Here is a summary of what has happened in the past few months and potential direction of investments:
(1)-Economic data and statistics in North America has been trending positive and exceeding expectations. The US Consumer confidence is getting stronger; while Purchasing Managers index is recovering. Despite political dysfunction in the US, there is a degree of optimism about a potential rebounding of the US economy in 2012.
(2)-Ever since 2007-2008, the global real rates have been declining consistently. One key factor is relatively stable rate of inflation. Fears of deflation still hang on due to massive deleveraging by the private sector in the US. The current stance of the Fed and other major central banks is to keep the interest rates depressed until 2013.
(3)-Oil has surged in the past few months owing to geopolitical tensions with Iran. If Iran were to block strait of Hormuz, it could impact 20% of World oil supply line. OPEC claims to have spare capacity to offset such moves. Oil prices can have inflationary effect in near future, perhaps partially offsetting the decline of prices in the Natural gas sector.
(4)-Europe remains a sensitive point for global financial markets. The European GDP has declined reflecting a degree of recession and fiscal tightening due to over-indebted European nations – primarily Greece, Italy, Ireland, Spain and Portugal. Both non-commercial loan supply and demand conditions have deteriorated in the Eurozone.
(5)-The US housing seems to have bottomed with some signs of modest recovery. The incredibly low mortgage rates in combination with depressed prices cut to 1/3rd augur well for the affordability of the housing sector. The three key bottlenecks which prevent a huge rebound are surging inventories, relatively stagnant unemployment and tight credit conditions. The key metrics which are currently negative are mortgage delinquency and home foreclosure rate.
(6)-The US consumer spending, in particular of households with income level of $100K to $250K, will determine the pace of US recovery. This category of consumers, numbering at 21 million, accounts for 40% of consumer spending in the US. They are a huge lever and any cautious spending by this class, as demonstrated in the recent surveys, can put brakes on the economy.
(7)-The US employment rate is improving consistently; with fall in both jobless claims and lay-offs. The current economic situation warrants job creation of about 100,000 to 150,000 per month. At this pace, it may take another 2-3 years before recovery is achieved.
(8)-The Canadian economy is dovetailing the US economy in terms of GDP growth – about 2% in 2012 and almost same threshold in 2013. The three key imbalances characterize the Canadian economy: rising household debt, inflated housing market and current account deficit.
(9)-The Fitch ratings recently downgraded India’s credit outlook to negative, commenting that India’s economic outlook will decline without pacing up structural reforms. The key challenge is rising fiscal deficit of the government. The impact is slow economic growth at 5.3% in January, which is lowest in a decade; while hiking inflation continues to pose challenges.

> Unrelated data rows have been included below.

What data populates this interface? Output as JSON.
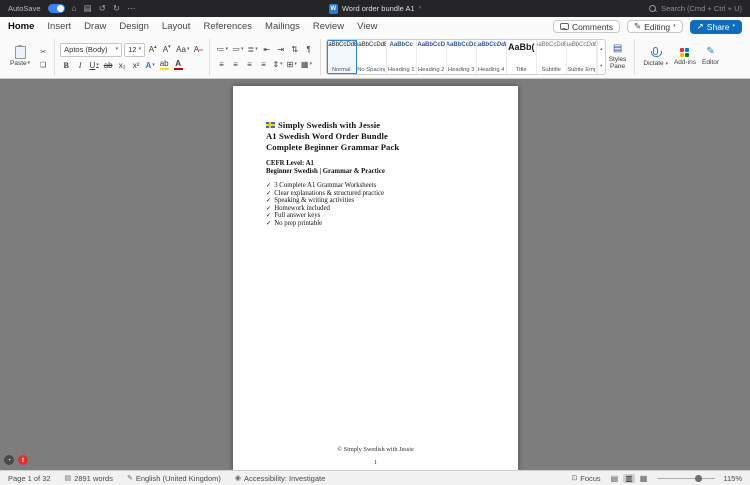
{
  "titlebar": {
    "autosave": "AutoSave",
    "title": "Word order bundle A1",
    "search": "Search (Cmd + Ctrl + U)",
    "badge": "W"
  },
  "glyphs": {
    "home": "⌂",
    "save": "▤",
    "undo": "↺",
    "redo": "↻",
    "more": "⋯",
    "chev": "▾",
    "cut": "✂",
    "copy": "❏",
    "grow": "A",
    "shrink": "A",
    "case": "Aa",
    "clear": "A",
    "bold": "B",
    "italic": "I",
    "underline": "U",
    "strike": "ab",
    "sub": "x₂",
    "sup": "x²",
    "effects": "A",
    "highlight": "ab",
    "fontcolor": "A",
    "bullets": "≔",
    "numbering": "≕",
    "multilist": "≣",
    "outdent": "⇤",
    "indent": "⇥",
    "sort": "⇅",
    "pilcrow": "¶",
    "align": "≡",
    "spacing": "⇕",
    "borders": "⊞",
    "shading": "▦",
    "share": "↗",
    "pencil": "✎",
    "up": "▴",
    "down": "▾",
    "panel": "▤",
    "editor": "✎",
    "focus": "⊡",
    "view1": "▤",
    "view2": "▥",
    "view3": "▦",
    "statusdoc": "▤",
    "person": "◉",
    "warn": "!",
    "clock": "◔"
  },
  "tabs": [
    "Home",
    "Insert",
    "Draw",
    "Design",
    "Layout",
    "References",
    "Mailings",
    "Review",
    "View"
  ],
  "ribbon_right": {
    "comments": "Comments",
    "editing": "Editing",
    "share": "Share"
  },
  "toolbar": {
    "paste": "Paste",
    "font_name": "Aptos (Body)",
    "font_size": "12",
    "styles_pane": [
      "Styles",
      "Pane"
    ],
    "dictate": "Dictate",
    "addins": "Add-ins",
    "editor": "Editor"
  },
  "styles": [
    {
      "p": "AaBbCcDdE",
      "n": "Normal"
    },
    {
      "p": "AaBbCcDdE",
      "n": "No Spacing"
    },
    {
      "p": "AaBbCc",
      "n": "Heading 1"
    },
    {
      "p": "AaBbCcD",
      "n": "Heading 2"
    },
    {
      "p": "AaBbCcDc",
      "n": "Heading 3"
    },
    {
      "p": "AaBbCcDdE",
      "n": "Heading 4"
    },
    {
      "p": "AaBb(",
      "n": "Title"
    },
    {
      "p": "AaBbCcDdE",
      "n": "Subtitle"
    },
    {
      "p": "AaBbCcDdE",
      "n": "Subtle Emph..."
    }
  ],
  "doc": {
    "title1": "Simply Swedish with Jessie",
    "title2": "A1 Swedish Word Order Bundle",
    "title3": "Complete Beginner Grammar Pack",
    "level1": "CEFR Level: A1",
    "level2": "Beginner Swedish | Grammar & Practice",
    "check": "✓",
    "items": [
      "3 Complete A1 Grammar Worksheets",
      "Clear explanations & structured practice",
      "Speaking & writing activities",
      "Homework included",
      "Full answer keys",
      "No prep printable"
    ],
    "footer": "© Simply Swedish with Jessie",
    "page_num": "1"
  },
  "status": {
    "page": "Page 1 of 32",
    "words": "2891 words",
    "language": "English (United Kingdom)",
    "accessibility": "Accessibility: Investigate",
    "focus": "Focus",
    "zoom": "115%"
  }
}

(10)-China is poised for soft landing, if not already happened in 2012 and 2013; with potential risks of hard landing in the decade ahead. The main challenge is significant transformation of the Chinese economy. Emerging markets, barring China and India, are lagging behind. All of this points to low global real rates in 2012 and 2013.
DISCLAIMER: The views expressed in this Blog are my personal views/analysis. It does not represent views of any organization or group, for which I am doing consulting or employment. The purpose of this blog is academic and informative; and is not sale of any product or service. The author does not own responsibility (liability) for any information presented in this blog; as investment information tends to change rapidly.